Please copy every record below exactly and leave out the pictures.

##########

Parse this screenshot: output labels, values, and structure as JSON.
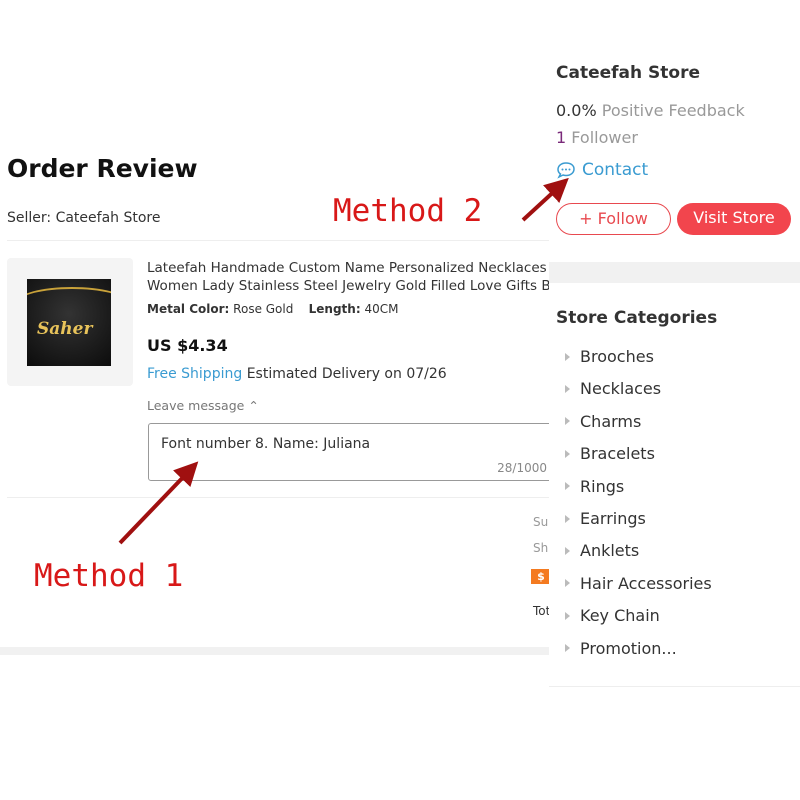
{
  "order": {
    "title": "Order Review",
    "seller": "Seller: Cateefah Store",
    "product": {
      "title_line1": "Lateefah Handmade Custom Name Personalized Necklaces",
      "title_line2": "Women Lady Stainless Steel Jewelry Gold Filled Love Gifts Be",
      "image_text": "Saher",
      "metal_label": "Metal Color:",
      "metal_value": "Rose Gold",
      "length_label": "Length:",
      "length_value": "40CM",
      "price": "US $4.34",
      "free_shipping": "Free Shipping",
      "delivery": "Estimated Delivery on 07/26"
    },
    "leave_message": "Leave message",
    "message_value": "Font number 8. Name: Juliana",
    "message_count": "28/1000",
    "summary": [
      "Sul",
      "Shi",
      "Tot"
    ],
    "badge_icon": "$"
  },
  "store": {
    "name": "Cateefah Store",
    "feedback_value": "0.0%",
    "feedback_label": "Positive Feedback",
    "followers_value": "1",
    "followers_label": "Follower",
    "contact": "Contact",
    "follow": "+ Follow",
    "visit": "Visit Store",
    "categories_title": "Store Categories",
    "categories": [
      "Brooches",
      "Necklaces",
      "Charms",
      "Bracelets",
      "Rings",
      "Earrings",
      "Anklets",
      "Hair Accessories",
      "Key Chain",
      "Promotion..."
    ]
  },
  "annotations": {
    "method1": "Method 1",
    "method2": "Method 2",
    "arrow_color": "#a01010",
    "text_color": "#d81818"
  }
}
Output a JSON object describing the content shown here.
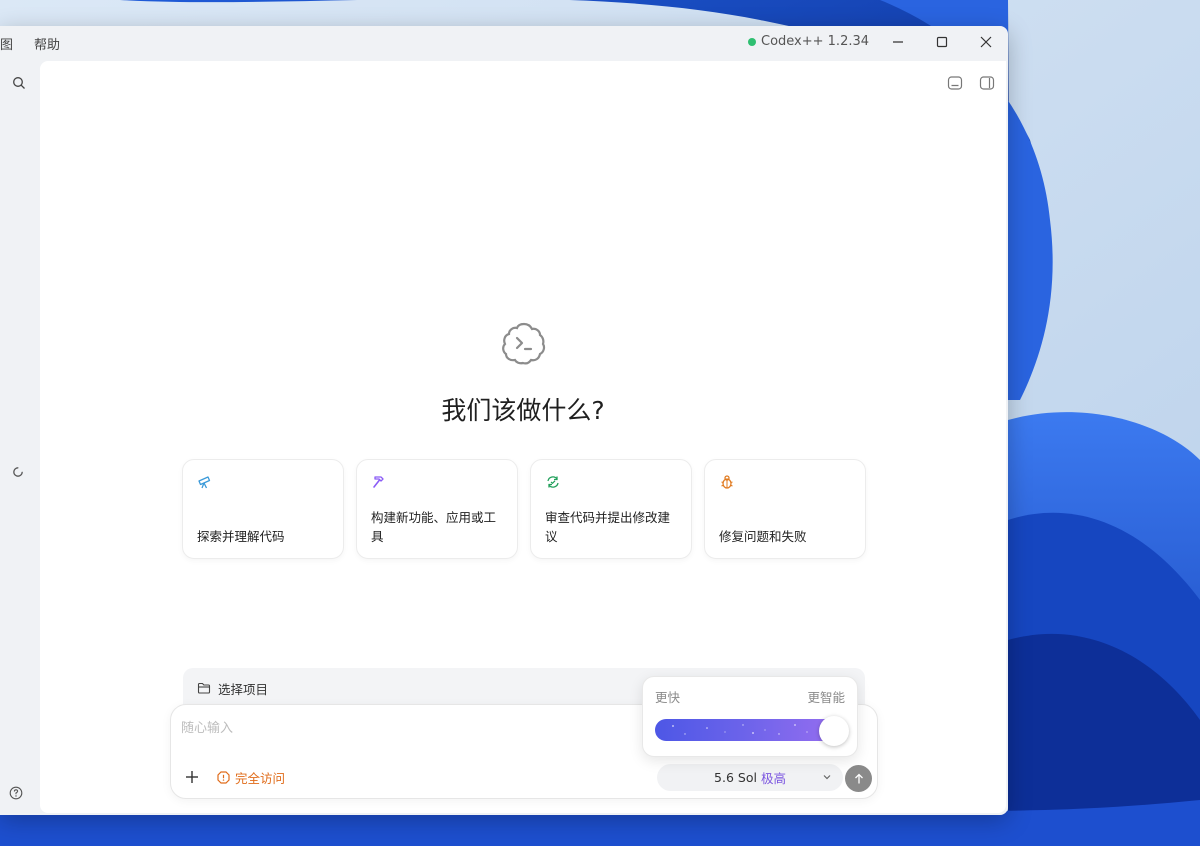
{
  "titlebar": {
    "menu_partial": "图",
    "menu_help": "帮助",
    "app_title": "Codex++ 1.2.34",
    "status_color": "#2fbf71"
  },
  "icons": {
    "search": "search-icon",
    "loading": "loading-ring-icon",
    "help": "help-circle-icon",
    "terminal_toggle": "terminal-panel-icon",
    "sidebar_toggle": "sidebar-panel-icon",
    "logo": "cloud-terminal-logo"
  },
  "main": {
    "title": "我们该做什么?"
  },
  "cards": [
    {
      "label": "探索并理解代码",
      "icon": "telescope-icon",
      "color": "#3b9ad9"
    },
    {
      "label": "构建新功能、应用或工具",
      "icon": "hammer-icon",
      "color": "#8b5cf6"
    },
    {
      "label": "审查代码并提出修改建议",
      "icon": "refresh-check-icon",
      "color": "#22a05b"
    },
    {
      "label": "修复问题和失败",
      "icon": "bug-icon",
      "color": "#e07a1f"
    }
  ],
  "composer": {
    "project_label": "选择项目",
    "placeholder": "随心输入",
    "access_label": "完全访问",
    "access_color": "#e06c1a",
    "model_name": "5.6 Sol",
    "model_level": "极高",
    "model_level_color": "#7b55e0"
  },
  "speed_popup": {
    "left_label": "更快",
    "right_label": "更智能",
    "value_fraction": 1.0
  }
}
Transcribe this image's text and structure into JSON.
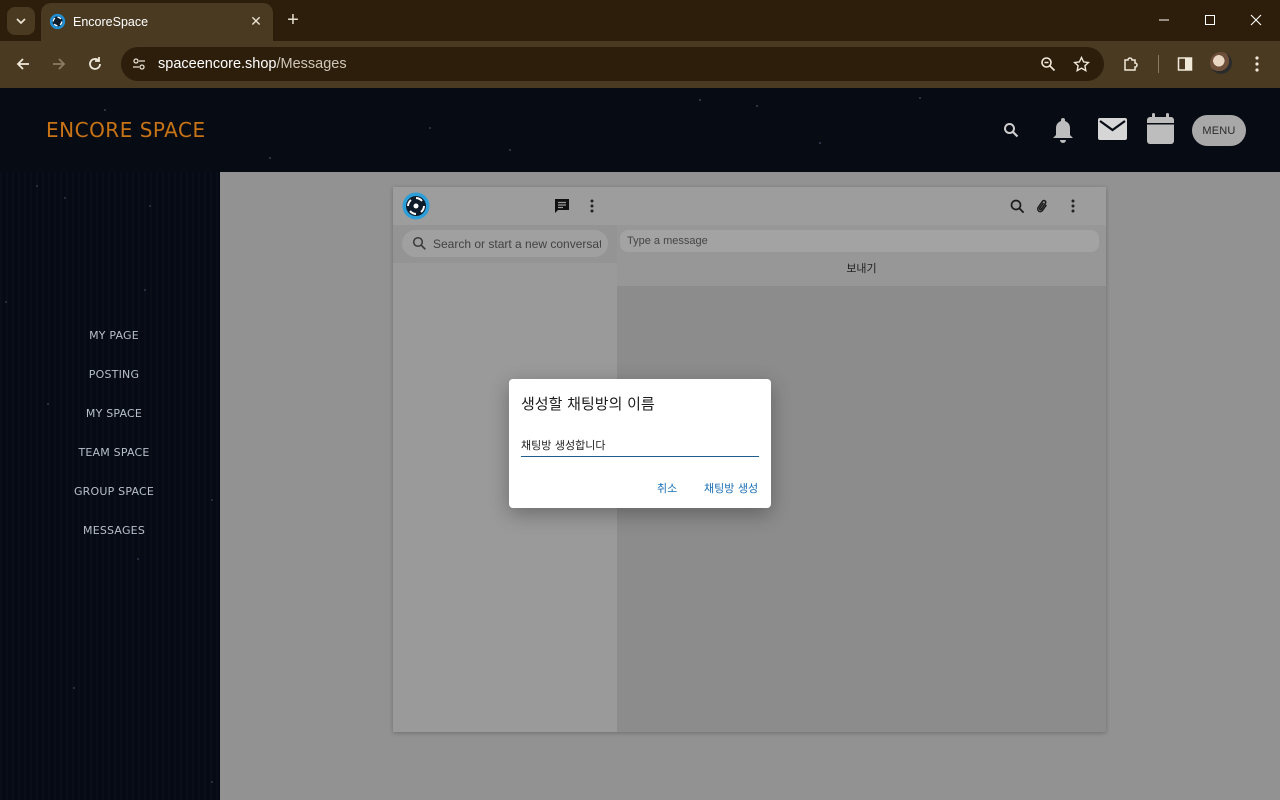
{
  "browser": {
    "tab_title": "EncoreSpace",
    "url_host": "spaceencore.shop",
    "url_path": "/Messages"
  },
  "site": {
    "logo": "ENCORE SPACE",
    "menu_label": "MENU",
    "sidebar": [
      {
        "label": "MY PAGE"
      },
      {
        "label": "POSTING"
      },
      {
        "label": "MY SPACE"
      },
      {
        "label": "TEAM SPACE"
      },
      {
        "label": "GROUP SPACE"
      },
      {
        "label": "MESSAGES"
      }
    ]
  },
  "chat": {
    "search_placeholder": "Search or start a new conversation",
    "message_placeholder": "Type a message",
    "send_label": "보내기"
  },
  "dialog": {
    "title": "생성할 채팅방의 이름",
    "input_value": "채팅방 생성합니다",
    "cancel_label": "취소",
    "create_label": "채팅방 생성"
  },
  "colors": {
    "logo": "#c87416",
    "dialog_accent": "#1b6fb5",
    "browser_frame": "#2d1e0b"
  }
}
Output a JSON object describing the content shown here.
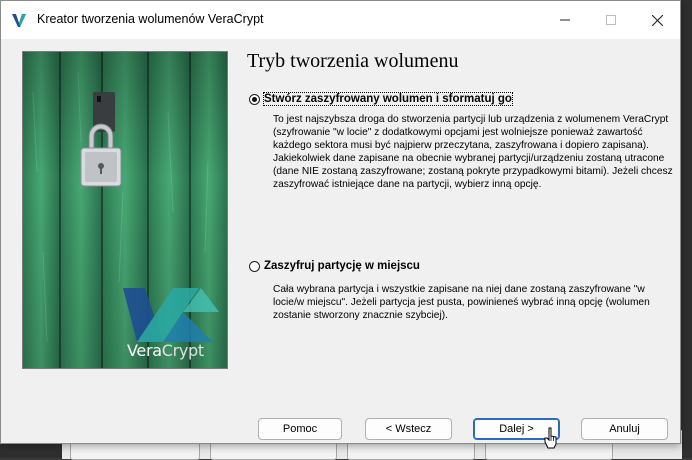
{
  "window": {
    "title": "Kreator tworzenia wolumenów VeraCrypt"
  },
  "branding": {
    "logo_text_part1": "Vera",
    "logo_text_part2": "Crypt"
  },
  "page": {
    "heading": "Tryb tworzenia wolumenu"
  },
  "options": [
    {
      "label": "Stwórz zaszyfrowany wolumen i sformatuj go",
      "selected": true,
      "description": "To jest najszybsza droga do stworzenia partycji lub urządzenia z wolumenem VeraCrypt (szyfrowanie \"w locie\" z dodatkowymi opcjami jest wolniejsze ponieważ zawartość każdego sektora musi być najpierw przeczytana, zaszyfrowana i dopiero zapisana). Jakiekolwiek dane zapisane na obecnie wybranej partycji/urządzeniu zostaną utracone (dane NIE zostaną zaszyfrowane; zostaną pokryte przypadkowymi bitami). Jeżeli chcesz zaszyfrować istniejące dane na partycji, wybierz inną opcję."
    },
    {
      "label": "Zaszyfruj partycję w miejscu",
      "selected": false,
      "description": "Cała wybrana partycja i wszystkie zapisane na niej dane zostaną zaszyfrowane \"w locie/w miejscu\". Jeżeli partycja jest pusta, powinieneś wybrać inną opcję (wolumen zostanie stworzony znacznie szybciej)."
    }
  ],
  "buttons": {
    "help": "Pomoc",
    "back": "< Wstecz",
    "next": "Dalej >",
    "cancel": "Anuluj"
  },
  "colors": {
    "accent_blue": "#2a69c7",
    "logo_dark_blue": "#1e4f8f",
    "logo_teal": "#2aa7a0",
    "door_green": "#3f9a6a"
  }
}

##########

> TASK OUTPUT:
Parse this screenshot: output labels, values, and structure as JSON.
{
  "order": {
    "title": "Order Review",
    "seller": "Seller: Cateefah Store",
    "product": {
      "title_line1": "Lateefah Handmade Custom Name Personalized Necklaces",
      "title_line2": "Women Lady Stainless Steel Jewelry Gold Filled Love Gifts Be",
      "image_text": "Saher",
      "metal_label": "Metal Color:",
      "metal_value": "Rose Gold",
      "length_label": "Length:",
      "length_value": "40CM",
      "price": "US $4.34",
      "free_shipping": "Free Shipping",
      "delivery": "Estimated Delivery on 07/26"
    },
    "leave_message": "Leave message",
    "message_value": "Font number 8. Name: Juliana",
    "message_count": "28/1000",
    "summary": [
      "Sul",
      "Shi",
      "Tot"
    ],
    "badge_icon": "$"
  },
  "store": {
    "name": "Cateefah Store",
    "feedback_value": "0.0%",
    "feedback_label": "Positive Feedback",
    "followers_value": "1",
    "followers_label": "Follower",
    "contact": "Contact",
    "follow": "+ Follow",
    "visit": "Visit Store",
    "categories_title": "Store Categories",
    "categories": [
      "Brooches",
      "Necklaces",
      "Charms",
      "Bracelets",
      "Rings",
      "Earrings",
      "Anklets",
      "Hair Accessories",
      "Key Chain",
      "Promotion..."
    ]
  },
  "annotations": {
    "method1": "Method 1",
    "method2": "Method 2",
    "arrow_color": "#a01010",
    "text_color": "#d81818"
  }
}
Output a JSON object describing the content shown here.
{
  "titlebar": {
    "menu_partial": "图",
    "menu_help": "帮助",
    "app_title": "Codex++ 1.2.34",
    "status_color": "#2fbf71"
  },
  "icons": {
    "search": "search-icon",
    "loading": "loading-ring-icon",
    "help": "help-circle-icon",
    "terminal_toggle": "terminal-panel-icon",
    "sidebar_toggle": "sidebar-panel-icon",
    "logo": "cloud-terminal-logo"
  },
  "main": {
    "title": "我们该做什么?"
  },
  "cards": [
    {
      "label": "探索并理解代码",
      "icon": "telescope-icon",
      "color": "#3b9ad9"
    },
    {
      "label": "构建新功能、应用或工具",
      "icon": "hammer-icon",
      "color": "#8b5cf6"
    },
    {
      "label": "审查代码并提出修改建议",
      "icon": "refresh-check-icon",
      "color": "#22a05b"
    },
    {
      "label": "修复问题和失败",
      "icon": "bug-icon",
      "color": "#e07a1f"
    }
  ],
  "composer": {
    "project_label": "选择项目",
    "placeholder": "随心输入",
    "access_label": "完全访问",
    "access_color": "#e06c1a",
    "model_name": "5.6 Sol",
    "model_level": "极高",
    "model_level_color": "#7b55e0"
  },
  "speed_popup": {
    "left_label": "更快",
    "right_label": "更智能",
    "value_fraction": 1.0
  }
}
Transcribe this image's text and structure into JSON.
{
  "browser": {
    "tab_title": "EncoreSpace",
    "url_host": "spaceencore.shop",
    "url_path": "/Messages"
  },
  "site": {
    "logo": "ENCORE SPACE",
    "menu_label": "MENU",
    "sidebar": [
      {
        "label": "MY PAGE"
      },
      {
        "label": "POSTING"
      },
      {
        "label": "MY SPACE"
      },
      {
        "label": "TEAM SPACE"
      },
      {
        "label": "GROUP SPACE"
      },
      {
        "label": "MESSAGES"
      }
    ]
  },
  "chat": {
    "search_placeholder": "Search or start a new conversation",
    "message_placeholder": "Type a message",
    "send_label": "보내기"
  },
  "dialog": {
    "title": "생성할 채팅방의 이름",
    "input_value": "채팅방 생성합니다",
    "cancel_label": "취소",
    "create_label": "채팅방 생성"
  },
  "colors": {
    "logo": "#c87416",
    "dialog_accent": "#1b6fb5",
    "browser_frame": "#2d1e0b"
  }
}
Output a JSON object describing the content shown here.
{
  "window": {
    "title": "Kreator tworzenia wolumenów VeraCrypt"
  },
  "branding": {
    "logo_text_part1": "Vera",
    "logo_text_part2": "Crypt"
  },
  "page": {
    "heading": "Tryb tworzenia wolumenu"
  },
  "options": [
    {
      "label": "Stwórz zaszyfrowany wolumen i sformatuj go",
      "selected": true,
      "description": "To jest najszybsza droga do stworzenia partycji lub urządzenia z wolumenem VeraCrypt (szyfrowanie \"w locie\" z dodatkowymi opcjami jest wolniejsze ponieważ zawartość każdego sektora musi być najpierw przeczytana, zaszyfrowana i dopiero zapisana). Jakiekolwiek dane zapisane na obecnie wybranej partycji/urządzeniu zostaną utracone (dane NIE zostaną zaszyfrowane; zostaną pokryte przypadkowymi bitami). Jeżeli chcesz zaszyfrować istniejące dane na partycji, wybierz inną opcję."
    },
    {
      "label": "Zaszyfruj partycję w miejscu",
      "selected": false,
      "description": "Cała wybrana partycja i wszystkie zapisane na niej dane zostaną zaszyfrowane \"w locie/w miejscu\". Jeżeli partycja jest pusta, powinieneś wybrać inną opcję (wolumen zostanie stworzony znacznie szybciej)."
    }
  ],
  "buttons": {
    "help": "Pomoc",
    "back": "< Wstecz",
    "next": "Dalej >",
    "cancel": "Anuluj"
  },
  "colors": {
    "accent_blue": "#2a69c7",
    "logo_dark_blue": "#1e4f8f",
    "logo_teal": "#2aa7a0",
    "door_green": "#3f9a6a"
  }
}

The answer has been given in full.